# Task directions:
Copy, from the material below, each line where "image" shows up.
(Beginning of Data to use)
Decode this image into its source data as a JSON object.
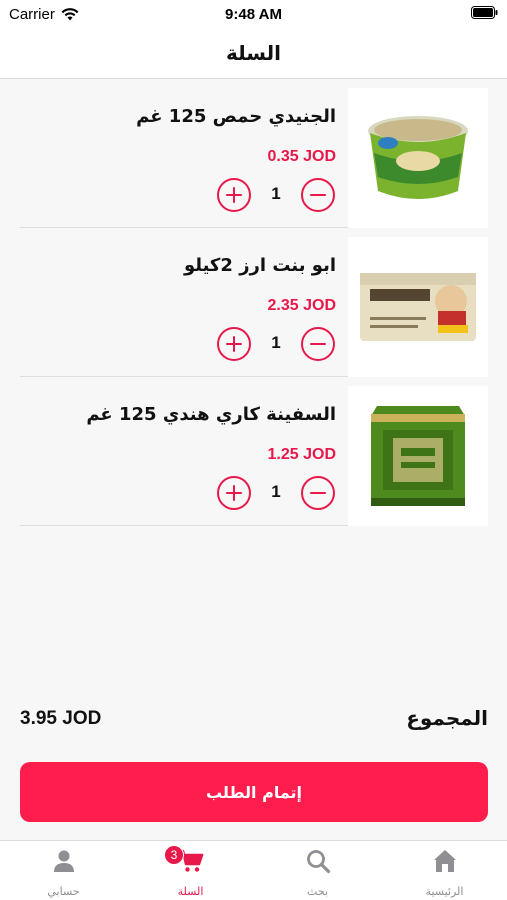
{
  "status_bar": {
    "carrier": "Carrier",
    "time": "9:48 AM"
  },
  "header": {
    "title": "السلة"
  },
  "cart": {
    "items": [
      {
        "name": "الجنيدي حمص 125 غم",
        "price": "0.35 JOD",
        "quantity": "1",
        "image": "hummus-can-image"
      },
      {
        "name": "ابو بنت ارز 2كيلو",
        "price": "2.35 JOD",
        "quantity": "1",
        "image": "rice-bag-image"
      },
      {
        "name": "السفينة كاري هندي 125 غم",
        "price": "1.25 JOD",
        "quantity": "1",
        "image": "curry-tin-image"
      }
    ]
  },
  "summary": {
    "label": "المجموع",
    "total": "3.95 JOD"
  },
  "checkout": {
    "label": "إتمام الطلب"
  },
  "tab_bar": {
    "tabs": [
      {
        "label": "حسابي",
        "icon": "person-icon"
      },
      {
        "label": "السلة",
        "icon": "cart-icon",
        "badge": "3",
        "active": true
      },
      {
        "label": "بحث",
        "icon": "search-icon"
      },
      {
        "label": "الرئيسية",
        "icon": "home-icon"
      }
    ]
  },
  "colors": {
    "accent": "#e8194a",
    "button": "#ff1d4e",
    "inactive": "#8e8e93"
  }
}
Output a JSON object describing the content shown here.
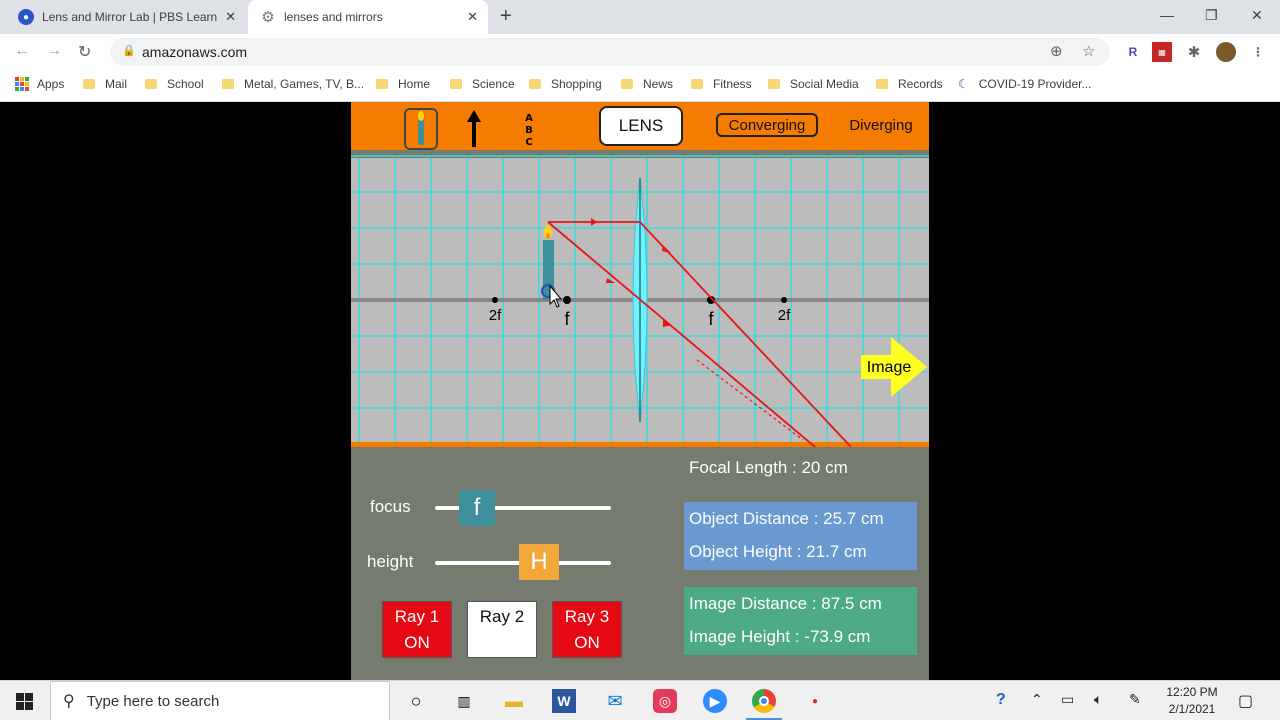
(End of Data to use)
# Worked solution:
Decode this image into its source data as a JSON object.
        "image": "hummus-can-image"
        "image": "rice-bag-image"
        "image": "curry-tin-image"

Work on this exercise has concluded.